Tell us a bit about the artists and songwriters your father worked with and some of those memorable hits he played a role in.

Throughout the 50s, 60s, 70s and 80s, Dad wrote for/produced/collaborated with a slew of artists, including Little Pattie, Jay Justin, Frank Ifield, Patsy Ann (Trisha) Noble, Buster Noble, Dave Bridge, The Sapphires, Grade Wicker, Bryan Davies, Noeleen Batley, Johnny Ashcroft, Peter Ciani, Peter Wright, Judy Stone, Reg Lindsay, the Bee Gees, Umberto Tozzi, Francis Lai and many more.

Another notable 60s hit was Jay Justin’s “Reminiscing” which Dad co-wrote with Jay as well as produced. Dad would often talk of how the spoken mid-section of the song came to him while he was shaving one morning. The song was also released in the USA and recorded by American country music legend Slim Whitman.

When Dad left EMI in 1965 and joined Festival Records as an in-house producer, one of the first artists he produced was the Bee Gees, whom he affectionately referred to as “the boys.” I remember him reminiscing many times of how he produced their single ”I Want Home” backed with ”Cherry Red" (both written by Barry Gibb) on Festival’s “brand-spanking new” 4-track equipment—which was cutting edge at that time. “I Want Home” and “Cherry Red” were both featured on the first ever compilation album by the Bees Gees: Turn Around, Look at Us in 1967.

In 1966, Dad encouraged the Bee Gees to release “Spicks and Specks” as a single, which stood out to him among a batch of Barry Gibb songs he’d been sent for consideration for popular Australian recording artist Noeleen Batley. Dad would always tell me how Barry, Robin and Maurice found out via telegram that the song had become their first Top 10 hit in Australia while en route to England (by boat) to pursue their career across the pond.

What is the influence your father has had on Australian music?

Culturally, Dad’s musical influence will always be intrinsically associated with the Australian surfing era of the 60s—Australia Post even made “Blonde-Headed Stompie Wompie Real Gone Surfer Boy” into a postage stamp in 1998. His music has also been part of the soundtrack of the Vietnam War. In the recent movie Danger Close, “Blonde-Headed Stompie Wompie Real Gone Surfer Boy,” can be heard echoing through the jungle as Australian soldiers engage in the Battle of Long Tan.

Known to many as “The Music Man” who had an uncanny ear for a hit, Dad was one of the trailblazing pioneers who shaped the Australian music industry as we know it today.
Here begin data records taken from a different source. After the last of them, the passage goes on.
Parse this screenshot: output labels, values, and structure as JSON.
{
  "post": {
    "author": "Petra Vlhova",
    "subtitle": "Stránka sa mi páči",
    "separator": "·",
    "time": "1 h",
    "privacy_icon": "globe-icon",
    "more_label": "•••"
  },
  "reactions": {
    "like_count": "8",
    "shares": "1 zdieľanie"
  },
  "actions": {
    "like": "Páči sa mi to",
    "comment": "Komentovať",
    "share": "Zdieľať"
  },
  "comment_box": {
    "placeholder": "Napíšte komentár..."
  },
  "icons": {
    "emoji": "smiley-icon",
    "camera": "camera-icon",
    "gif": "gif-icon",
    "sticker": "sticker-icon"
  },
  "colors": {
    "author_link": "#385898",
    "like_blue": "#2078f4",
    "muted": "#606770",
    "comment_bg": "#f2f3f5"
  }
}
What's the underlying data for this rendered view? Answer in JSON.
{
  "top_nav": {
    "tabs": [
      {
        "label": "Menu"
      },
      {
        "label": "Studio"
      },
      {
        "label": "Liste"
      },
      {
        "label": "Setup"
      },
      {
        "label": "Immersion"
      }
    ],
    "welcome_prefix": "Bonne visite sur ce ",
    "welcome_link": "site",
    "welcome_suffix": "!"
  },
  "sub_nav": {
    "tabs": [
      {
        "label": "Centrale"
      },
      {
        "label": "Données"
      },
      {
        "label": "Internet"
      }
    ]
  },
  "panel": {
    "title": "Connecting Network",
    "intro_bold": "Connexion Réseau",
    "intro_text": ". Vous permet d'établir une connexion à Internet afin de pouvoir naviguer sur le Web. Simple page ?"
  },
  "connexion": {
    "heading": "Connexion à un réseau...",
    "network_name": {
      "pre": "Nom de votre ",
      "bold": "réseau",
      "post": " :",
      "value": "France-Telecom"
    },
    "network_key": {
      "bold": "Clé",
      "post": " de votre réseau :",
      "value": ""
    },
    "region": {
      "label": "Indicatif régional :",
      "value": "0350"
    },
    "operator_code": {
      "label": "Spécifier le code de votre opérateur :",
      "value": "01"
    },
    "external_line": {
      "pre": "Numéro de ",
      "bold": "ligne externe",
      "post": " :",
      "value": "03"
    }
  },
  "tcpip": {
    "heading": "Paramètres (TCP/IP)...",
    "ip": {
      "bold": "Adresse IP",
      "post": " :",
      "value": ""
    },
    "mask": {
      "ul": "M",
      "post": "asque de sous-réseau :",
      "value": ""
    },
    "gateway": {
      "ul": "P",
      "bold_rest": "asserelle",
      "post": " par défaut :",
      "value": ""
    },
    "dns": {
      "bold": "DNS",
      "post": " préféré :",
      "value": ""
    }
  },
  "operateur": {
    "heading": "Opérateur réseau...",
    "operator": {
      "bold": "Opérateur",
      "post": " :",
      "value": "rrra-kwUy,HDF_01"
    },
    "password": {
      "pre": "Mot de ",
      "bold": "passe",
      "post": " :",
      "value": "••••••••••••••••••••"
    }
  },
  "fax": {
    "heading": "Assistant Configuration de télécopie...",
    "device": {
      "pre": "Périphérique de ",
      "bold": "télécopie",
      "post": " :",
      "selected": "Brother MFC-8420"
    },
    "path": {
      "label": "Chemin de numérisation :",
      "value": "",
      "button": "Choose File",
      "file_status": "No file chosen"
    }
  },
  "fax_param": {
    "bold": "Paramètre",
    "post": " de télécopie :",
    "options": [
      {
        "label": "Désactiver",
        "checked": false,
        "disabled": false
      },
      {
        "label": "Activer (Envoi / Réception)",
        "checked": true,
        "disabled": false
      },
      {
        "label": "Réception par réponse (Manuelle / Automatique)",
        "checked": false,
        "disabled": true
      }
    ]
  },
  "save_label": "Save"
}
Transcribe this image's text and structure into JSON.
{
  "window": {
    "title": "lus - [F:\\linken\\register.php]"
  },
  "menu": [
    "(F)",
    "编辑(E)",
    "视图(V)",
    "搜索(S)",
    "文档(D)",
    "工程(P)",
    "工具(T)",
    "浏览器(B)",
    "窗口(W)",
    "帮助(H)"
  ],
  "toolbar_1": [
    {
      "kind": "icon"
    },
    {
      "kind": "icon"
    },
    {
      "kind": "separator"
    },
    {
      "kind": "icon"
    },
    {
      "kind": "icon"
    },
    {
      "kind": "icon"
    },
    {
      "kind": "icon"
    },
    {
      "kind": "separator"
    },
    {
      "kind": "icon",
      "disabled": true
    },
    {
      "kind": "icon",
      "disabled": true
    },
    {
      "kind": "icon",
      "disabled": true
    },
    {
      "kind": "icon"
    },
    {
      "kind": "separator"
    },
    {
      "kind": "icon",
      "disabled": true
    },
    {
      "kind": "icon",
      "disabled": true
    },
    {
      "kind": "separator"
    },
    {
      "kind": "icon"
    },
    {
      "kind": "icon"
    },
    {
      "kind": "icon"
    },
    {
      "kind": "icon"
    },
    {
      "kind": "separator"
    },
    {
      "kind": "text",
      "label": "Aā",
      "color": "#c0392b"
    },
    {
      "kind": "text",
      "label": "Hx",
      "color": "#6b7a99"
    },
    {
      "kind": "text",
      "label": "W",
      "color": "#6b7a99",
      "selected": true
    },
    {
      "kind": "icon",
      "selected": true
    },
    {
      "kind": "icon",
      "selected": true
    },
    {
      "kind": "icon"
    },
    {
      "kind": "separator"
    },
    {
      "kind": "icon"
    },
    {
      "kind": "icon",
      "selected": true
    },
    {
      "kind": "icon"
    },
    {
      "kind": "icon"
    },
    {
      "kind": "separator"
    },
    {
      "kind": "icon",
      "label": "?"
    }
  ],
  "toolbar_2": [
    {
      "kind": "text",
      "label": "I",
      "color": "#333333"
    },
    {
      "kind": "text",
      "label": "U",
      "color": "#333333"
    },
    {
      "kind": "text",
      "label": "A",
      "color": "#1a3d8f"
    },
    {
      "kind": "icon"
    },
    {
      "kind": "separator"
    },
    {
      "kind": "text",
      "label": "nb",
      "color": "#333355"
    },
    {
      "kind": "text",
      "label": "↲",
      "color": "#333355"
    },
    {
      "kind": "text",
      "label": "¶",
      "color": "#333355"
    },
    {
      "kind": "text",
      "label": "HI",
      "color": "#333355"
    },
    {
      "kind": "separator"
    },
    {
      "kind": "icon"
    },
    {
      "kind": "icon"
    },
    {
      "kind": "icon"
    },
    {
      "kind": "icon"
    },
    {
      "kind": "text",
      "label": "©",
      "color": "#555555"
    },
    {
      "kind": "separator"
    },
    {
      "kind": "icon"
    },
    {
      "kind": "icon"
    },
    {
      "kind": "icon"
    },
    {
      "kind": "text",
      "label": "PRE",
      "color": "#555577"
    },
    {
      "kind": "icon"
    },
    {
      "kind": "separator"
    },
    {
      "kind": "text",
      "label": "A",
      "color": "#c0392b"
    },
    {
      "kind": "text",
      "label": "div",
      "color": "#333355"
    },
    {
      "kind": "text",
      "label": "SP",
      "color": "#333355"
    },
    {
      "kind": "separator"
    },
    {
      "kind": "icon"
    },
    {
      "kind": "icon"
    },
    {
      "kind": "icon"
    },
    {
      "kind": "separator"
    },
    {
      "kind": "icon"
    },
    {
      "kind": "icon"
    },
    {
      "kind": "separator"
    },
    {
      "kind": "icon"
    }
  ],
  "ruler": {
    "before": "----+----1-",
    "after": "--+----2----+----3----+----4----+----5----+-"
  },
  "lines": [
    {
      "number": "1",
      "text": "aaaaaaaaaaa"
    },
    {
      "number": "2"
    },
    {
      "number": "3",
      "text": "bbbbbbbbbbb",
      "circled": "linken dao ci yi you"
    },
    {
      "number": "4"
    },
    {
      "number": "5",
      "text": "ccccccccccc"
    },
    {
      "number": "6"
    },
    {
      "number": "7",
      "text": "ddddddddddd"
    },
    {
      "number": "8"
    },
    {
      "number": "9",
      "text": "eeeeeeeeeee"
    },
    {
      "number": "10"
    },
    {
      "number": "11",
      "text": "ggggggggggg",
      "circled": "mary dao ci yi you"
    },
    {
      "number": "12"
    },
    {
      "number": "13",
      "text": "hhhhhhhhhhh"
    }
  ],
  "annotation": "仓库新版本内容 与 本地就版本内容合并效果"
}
His gift for songwriting, his innovative music production techniques, and his ability to capture the essence of an artist in the recording studio has left a lasting legacy that continues to inspire others. Of course, he would never want to take credit for that. That’s just how he was—a very much behind-the-scenes kind of guy, who was happy and proud to be the wind beneath so many artists’ wings.